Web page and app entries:
+++

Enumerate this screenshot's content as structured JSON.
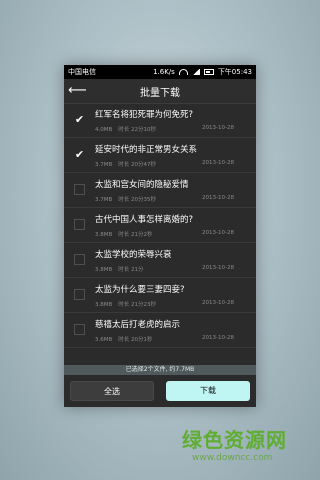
{
  "status_bar": {
    "carrier": "中国电信",
    "speed": "1.6K/s",
    "time": "下午05:43"
  },
  "header": {
    "title": "批量下载"
  },
  "items": [
    {
      "title": "红军名将犯死罪为何免死?",
      "size": "4.0MB",
      "duration": "时长 22分10秒",
      "date": "2013-10-28",
      "checked": true
    },
    {
      "title": "延安时代的非正常男女关系",
      "size": "3.7MB",
      "duration": "时长 20分47秒",
      "date": "2013-10-28",
      "checked": true
    },
    {
      "title": "太监和宫女间的隐秘爱情",
      "size": "3.7MB",
      "duration": "时长 20分35秒",
      "date": "2013-10-28",
      "checked": false
    },
    {
      "title": "古代中国人事怎样离婚的?",
      "size": "3.8MB",
      "duration": "时长 21分2秒",
      "date": "2013-10-28",
      "checked": false
    },
    {
      "title": "太监学校的荣辱兴衰",
      "size": "3.8MB",
      "duration": "时长 21分",
      "date": "2013-10-28",
      "checked": false
    },
    {
      "title": "太监为什么要三妻四妾?",
      "size": "3.8MB",
      "duration": "时长 21分23秒",
      "date": "2013-10-28",
      "checked": false
    },
    {
      "title": "慈禧太后打老虎的启示",
      "size": "3.6MB",
      "duration": "时长 20分1秒",
      "date": "2013-10-28",
      "checked": false
    }
  ],
  "selection_text": "已选择2个文件, 约7.7MB",
  "buttons": {
    "select_all": "全选",
    "download": "下载"
  },
  "watermark": {
    "line1": "绿色资源网",
    "line2": "www.downcc.com"
  }
}
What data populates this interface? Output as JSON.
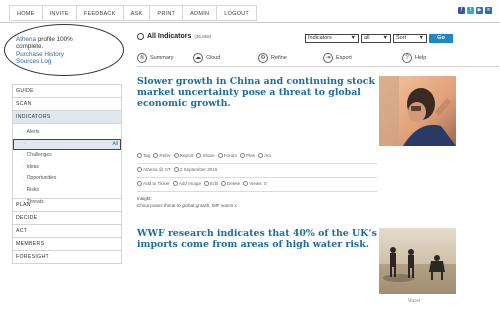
{
  "nav": [
    "HOME",
    "INVITE",
    "FEEDBACK",
    "ASK",
    "PRINT",
    "ADMIN",
    "LOGOUT"
  ],
  "social": [
    {
      "icon": "facebook-icon",
      "color": "#3b5998",
      "glyph": "f"
    },
    {
      "icon": "twitter-icon",
      "color": "#2aa9e0",
      "glyph": "t"
    },
    {
      "icon": "youtube-icon",
      "color": "#3a72b0",
      "glyph": "▶"
    },
    {
      "icon": "linkedin-icon",
      "color": "#1f6fa7",
      "glyph": "in"
    }
  ],
  "profile": {
    "line1_name": "Athena",
    "line1_rest": " profile 100%",
    "line2": "complete.",
    "link1": "Purchase History",
    "link2": "Sources Log"
  },
  "sidebar": {
    "top": [
      "GUIDE",
      "SCAN",
      "INDICATORS"
    ],
    "sub": [
      "Alerts",
      "All",
      "Challenges",
      "Ideas",
      "Opportunities",
      "Risks",
      "Threats"
    ],
    "selected_sub": "All",
    "bottom": [
      "PLAN",
      "DECIDE",
      "ACT",
      "MEMBERS",
      "FORESIGHT"
    ]
  },
  "main": {
    "title": "All Indicators",
    "count": "(35,869)",
    "filters": {
      "type": "Indicators",
      "scope": "all",
      "sort": "Sort",
      "go": "Go"
    },
    "actions": [
      {
        "label": "Summary",
        "icon": "summary-icon",
        "glyph": "≋"
      },
      {
        "label": "Cloud",
        "icon": "cloud-icon",
        "glyph": "☁"
      },
      {
        "label": "Refine",
        "icon": "refine-icon",
        "glyph": "⚙"
      },
      {
        "label": "Export",
        "icon": "export-icon",
        "glyph": "⇥"
      },
      {
        "label": "Help",
        "icon": "help-icon",
        "glyph": "?"
      }
    ]
  },
  "articles": [
    {
      "headline_lines": [
        "Slower growth in China and continuing stock",
        "market uncertainty pose a threat to global",
        "economic growth."
      ],
      "tools": [
        "Tag",
        "Refer",
        "Report",
        "Share",
        "Forum",
        "Plan",
        "Act"
      ],
      "author": "Athena @ ST",
      "date": "3 September 2015",
      "ops": [
        "Add to Ticker",
        "Add Image",
        "Edit",
        "Delete",
        "Views: 0"
      ],
      "insight_label": "Insight:",
      "insight_text": "China poses threat to global growth, IMF warns x"
    },
    {
      "headline_lines": [
        "WWF research indicates that 40% of the UK’s",
        "imports come from areas of high water risk."
      ],
      "caption": "Water"
    }
  ]
}
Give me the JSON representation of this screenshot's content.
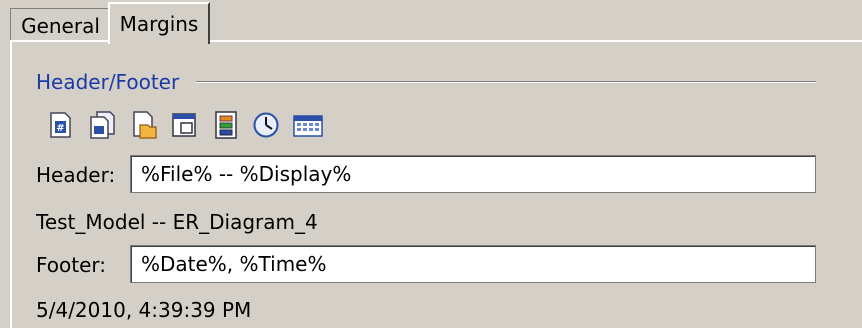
{
  "tabs": [
    {
      "label": "General",
      "active": false
    },
    {
      "label": "Margins",
      "active": true
    }
  ],
  "group": {
    "title": "Header/Footer",
    "title_color": "#1c3aa6"
  },
  "toolbar": {
    "icons": [
      "page-number-icon",
      "page-count-icon",
      "file-name-icon",
      "display-name-icon",
      "model-icon",
      "time-icon",
      "date-icon"
    ]
  },
  "header": {
    "label": "Header:",
    "value": "%File% -- %Display%",
    "preview": "Test_Model -- ER_Diagram_4"
  },
  "footer": {
    "label": "Footer:",
    "value": "%Date%, %Time%",
    "preview": "5/4/2010, 4:39:39 PM"
  }
}
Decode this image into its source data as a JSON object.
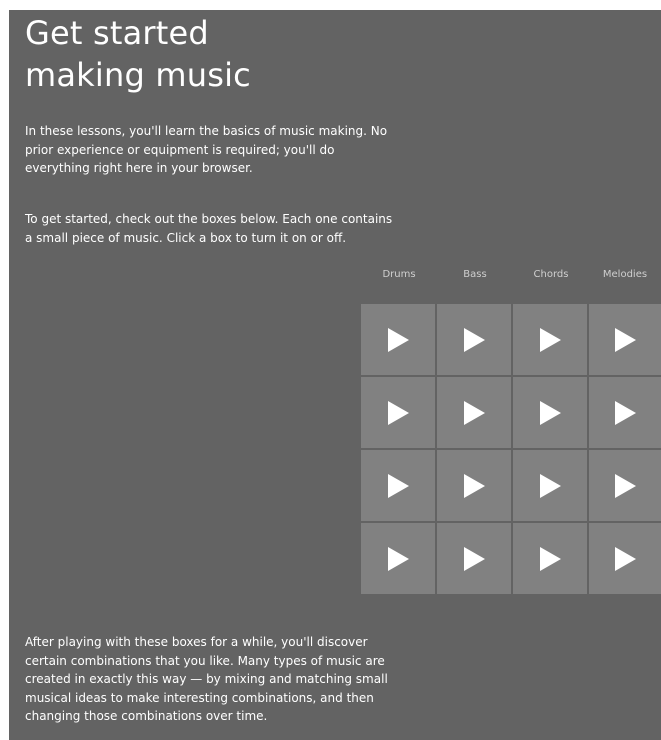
{
  "title": {
    "line1": "Get started",
    "line2": "making music"
  },
  "intro": {
    "paragraph1": "In these lessons, you'll learn the basics of music making. No prior experience or equipment is required; you'll do everything right here in your browser.",
    "paragraph2": "To get started, check out the boxes below. Each one contains a small piece of music. Click a box to turn it on or off."
  },
  "grid": {
    "columns": [
      "Drums",
      "Bass",
      "Chords",
      "Melodies"
    ],
    "rows": 4,
    "cell_icon": "play-icon",
    "cell_color": "#818181",
    "background_color": "#636363"
  },
  "outro": {
    "paragraph": "After playing with these boxes for a while, you'll discover certain combinations that you like. Many types of music are created in exactly this way — by mixing and matching small musical ideas to make interesting combinations, and then changing those combinations over time."
  }
}
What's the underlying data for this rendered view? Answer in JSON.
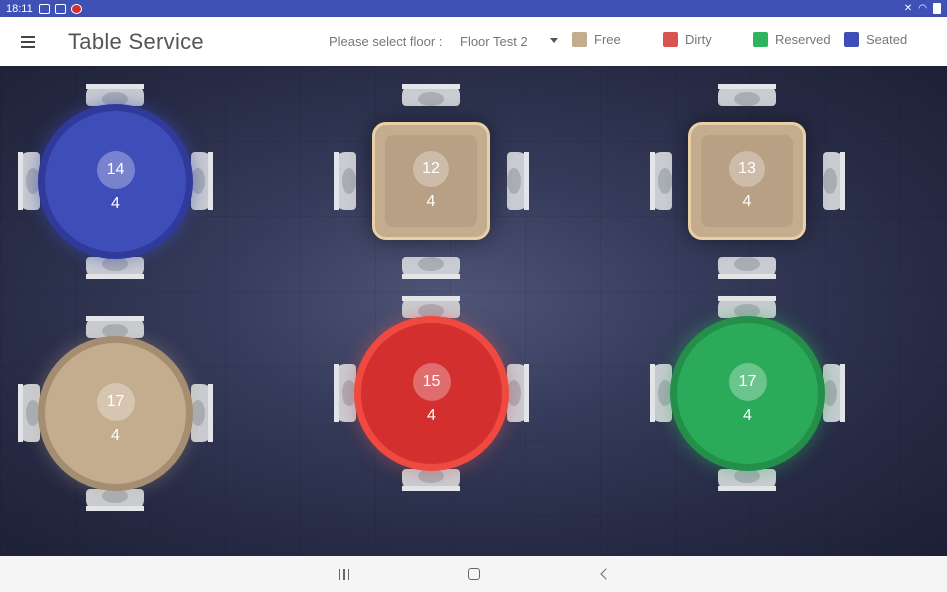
{
  "status_bar": {
    "time": "18:11"
  },
  "app_bar": {
    "title": "Table Service"
  },
  "floor_picker": {
    "label": "Please select floor :",
    "selected": "Floor Test 2"
  },
  "legend": [
    {
      "label": "Free",
      "color": "#c4ad8f"
    },
    {
      "label": "Dirty",
      "color": "#d9534f"
    },
    {
      "label": "Reserved",
      "color": "#2eb35e"
    },
    {
      "label": "Seated",
      "color": "#3f4db8"
    }
  ],
  "tables": [
    {
      "number": "14",
      "seats": "4",
      "shape": "round",
      "status": "Seated"
    },
    {
      "number": "12",
      "seats": "4",
      "shape": "square",
      "status": "Free"
    },
    {
      "number": "13",
      "seats": "4",
      "shape": "square",
      "status": "Free"
    },
    {
      "number": "17",
      "seats": "4",
      "shape": "round",
      "status": "Free"
    },
    {
      "number": "15",
      "seats": "4",
      "shape": "round",
      "status": "Dirty"
    },
    {
      "number": "17",
      "seats": "4",
      "shape": "round",
      "status": "Reserved"
    }
  ]
}
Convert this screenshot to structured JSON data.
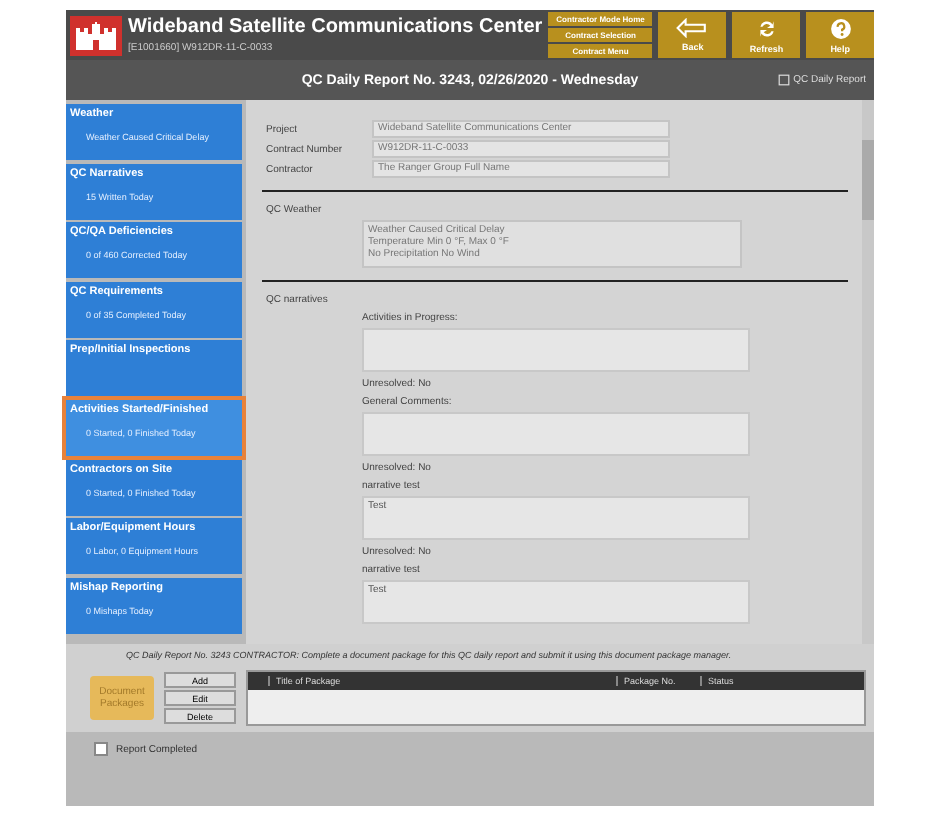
{
  "header": {
    "title": "Wideband Satellite Communications Center",
    "subtitle": "[E1001660] W912DR-11-C-0033",
    "nav_links": [
      "Contractor Mode Home",
      "Contract Selection",
      "Contract Menu"
    ],
    "buttons": [
      {
        "kind": "back",
        "label": "Back"
      },
      {
        "kind": "refresh",
        "label": "Refresh"
      },
      {
        "kind": "help",
        "label": "Help"
      }
    ]
  },
  "report_bar": {
    "title": "QC Daily Report No. 3243, 02/26/2020 - Wednesday",
    "link": "QC Daily Report"
  },
  "sidebar": {
    "items": [
      {
        "title": "Weather",
        "summary": "Weather Caused Critical Delay",
        "highlighted": false
      },
      {
        "title": "QC Narratives",
        "summary": "15 Written Today",
        "highlighted": false
      },
      {
        "title": "QC/QA Deficiencies",
        "summary": "0 of 460 Corrected Today",
        "highlighted": false
      },
      {
        "title": "QC Requirements",
        "summary": "0 of 35 Completed Today",
        "highlighted": false
      },
      {
        "title": "Prep/Initial Inspections",
        "highlighted": false
      },
      {
        "title": "Activities Started/Finished",
        "summary": "0 Started, 0 Finished Today",
        "highlighted": true
      },
      {
        "title": "Contractors on Site",
        "summary": "0 Started, 0 Finished Today",
        "highlighted": false
      },
      {
        "title": "Labor/Equipment Hours",
        "summary": "0 Labor, 0 Equipment Hours",
        "highlighted": false
      },
      {
        "title": "Mishap Reporting",
        "summary": "0 Mishaps Today",
        "highlighted": false
      }
    ]
  },
  "form": {
    "fields": [
      {
        "label": "Project",
        "value": "Wideband Satellite Communications Center"
      },
      {
        "label": "Contract Number",
        "value": "W912DR-11-C-0033"
      },
      {
        "label": "Contractor",
        "value": "The Ranger Group Full Name"
      }
    ],
    "weather": {
      "label": "QC Weather",
      "lines": [
        "Weather Caused Critical Delay",
        "Temperature Min 0 °F, Max 0 °F",
        "No Precipitation  No Wind"
      ]
    },
    "narratives": {
      "label": "QC narratives",
      "entries": [
        {
          "heading": "Activities in Progress:",
          "status": "Unresolved: No"
        },
        {
          "heading": "General Comments:",
          "status": "Unresolved: No"
        },
        {
          "heading": "narrative test",
          "text": "Test",
          "status": "Unresolved: No"
        },
        {
          "heading": "narrative test",
          "text": "Test"
        }
      ]
    }
  },
  "packages": {
    "message": "QC Daily Report No. 3243  CONTRACTOR: Complete a document package for this QC daily report and submit it using this document package manager.",
    "folder_label": "Document Packages",
    "buttons": [
      "Add",
      "Edit",
      "Delete"
    ],
    "columns": [
      "Title of Package",
      "Package No.",
      "Status"
    ]
  },
  "report_completed": {
    "label": "Report Completed",
    "checked": false
  }
}
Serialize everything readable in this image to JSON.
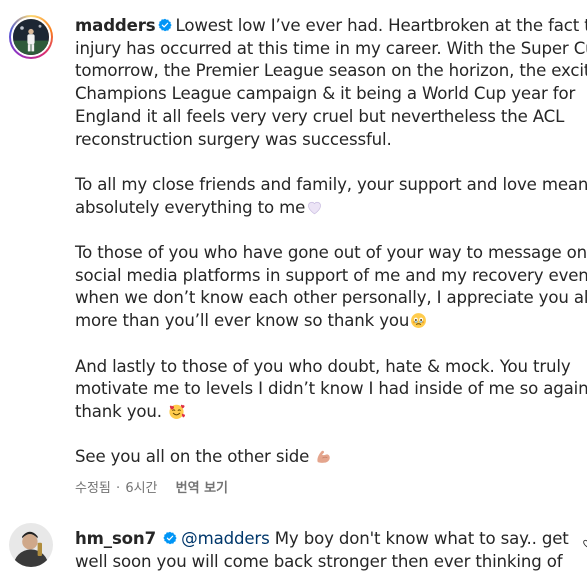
{
  "post": {
    "username": "madders",
    "paragraphs": [
      {
        "lines": [
          "Lowest low I’ve ever had. Heartbroken at the fact this",
          "injury has occurred at this time in my career. With the Super Cup",
          "tomorrow, the Premier League season on the horizon, the exciting",
          "Champions League campaign & it being a World Cup year for",
          "England it all feels very very cruel but nevertheless the ACL",
          "reconstruction surgery was successful."
        ]
      },
      {
        "lines": [
          "To all my close friends and family, your support and love means",
          "absolutely everything to me"
        ],
        "emoji": "white-heart"
      },
      {
        "lines": [
          "To those of you who have gone out of your way to message on",
          "social media platforms in support of me and my recovery even",
          "when we don’t know each other personally, I appreciate you all",
          "more than you’ll ever know so thank you"
        ],
        "emoji": "holding-back-tears"
      },
      {
        "lines": [
          "And lastly to those of you who doubt, hate & mock. You truly",
          "motivate me to levels I didn’t know I had inside of me so again,",
          "thank you. "
        ],
        "emoji": "smiling-face-with-hearts"
      },
      {
        "lines": [
          "See you all on the other side "
        ],
        "emoji": "flexed-biceps"
      }
    ],
    "edited_label": "수정됨",
    "separator": "·",
    "time_ago": "6시간",
    "translate_label": "번역 보기"
  },
  "comment": {
    "username": "hm_son7",
    "mention": "@madders",
    "lines": [
      " My boy don't know what to say.. get",
      "well soon you will come back stronger then ever thinking of"
    ]
  },
  "colors": {
    "verified_blue": "#0095f6",
    "mention_blue": "#00376b",
    "meta_gray": "#737373",
    "text": "#262626"
  }
}
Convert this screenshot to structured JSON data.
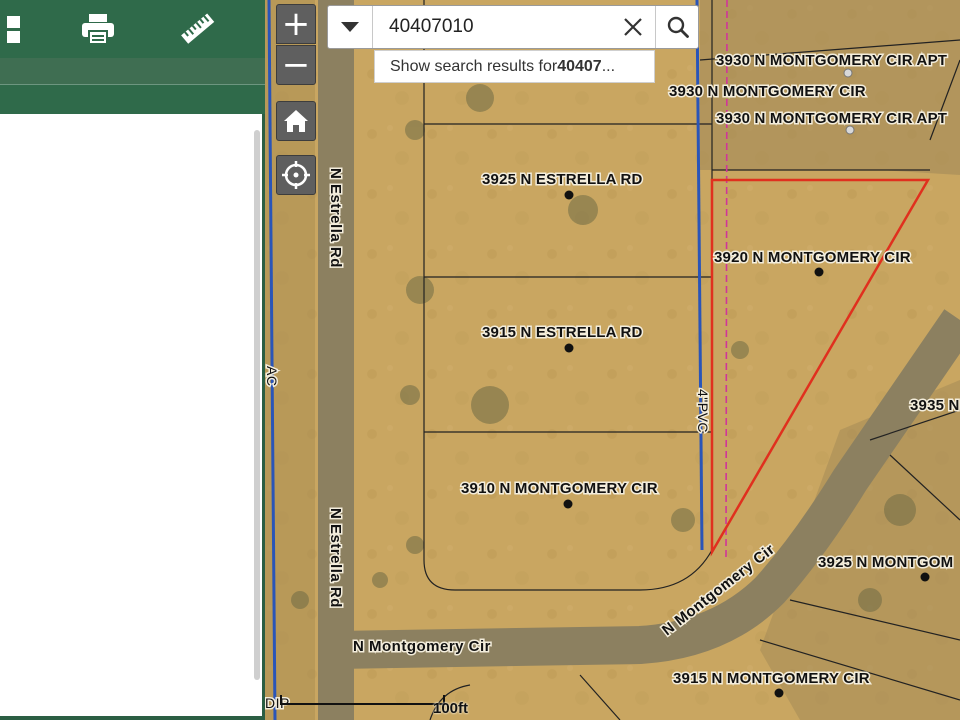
{
  "search": {
    "value": "40407010",
    "suggestion_prefix": "Show search results for ",
    "suggestion_bold": "40407",
    "suggestion_suffix": "..."
  },
  "map_controls": {
    "zoom_in": "+",
    "zoom_out": "−"
  },
  "parcel_labels": [
    "3930 N MONTGOMERY CIR APT",
    "3930 N MONTGOMERY CIR",
    "3930 N MONTGOMERY CIR APT",
    "3925 N ESTRELLA RD",
    "3920 N MONTGOMERY CIR",
    "3915 N ESTRELLA RD",
    "3935 N",
    "3910 N MONTGOMERY CIR",
    "3925 N MONTGOM",
    "3915 N MONTGOMERY CIR"
  ],
  "street_labels": {
    "estrella_upper": "N Estrella Rd",
    "estrella_lower": "N Estrella Rd",
    "montgomery_horizontal": "N Montgomery Cir",
    "montgomery_diagonal": "N Montgomery Cir"
  },
  "utility_labels": {
    "pvc": "4\"PVC",
    "ac": "AC",
    "dip": "DIP"
  },
  "scale": {
    "label": "100ft"
  },
  "colors": {
    "panel_green": "#2f6a4a",
    "selection_red": "#e0301e",
    "water_line_blue": "#2a55b8",
    "boundary_magenta": "#d0359a"
  }
}
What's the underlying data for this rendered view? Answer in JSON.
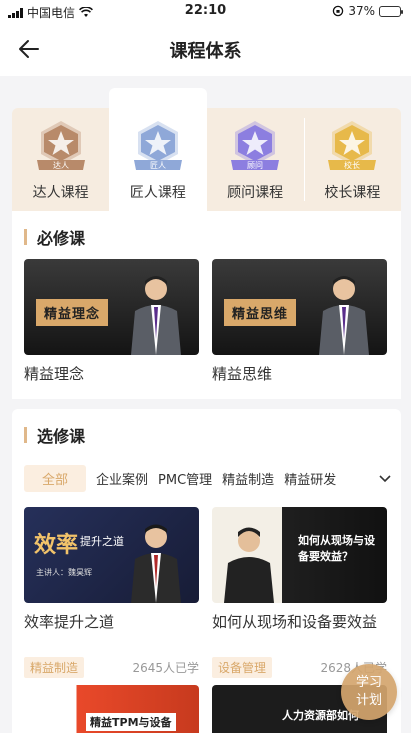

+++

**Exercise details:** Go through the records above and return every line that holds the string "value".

**Answer to this problem:**
    "value": "%File% -- %Display%",
    "value": "%Date%, %Time%",
        "value": "Wideband Satellite Communications Center"
        "value": "W912DR-11-C-0033"
        "value": "The Ranger Group Full Name"
    "value": "40407010",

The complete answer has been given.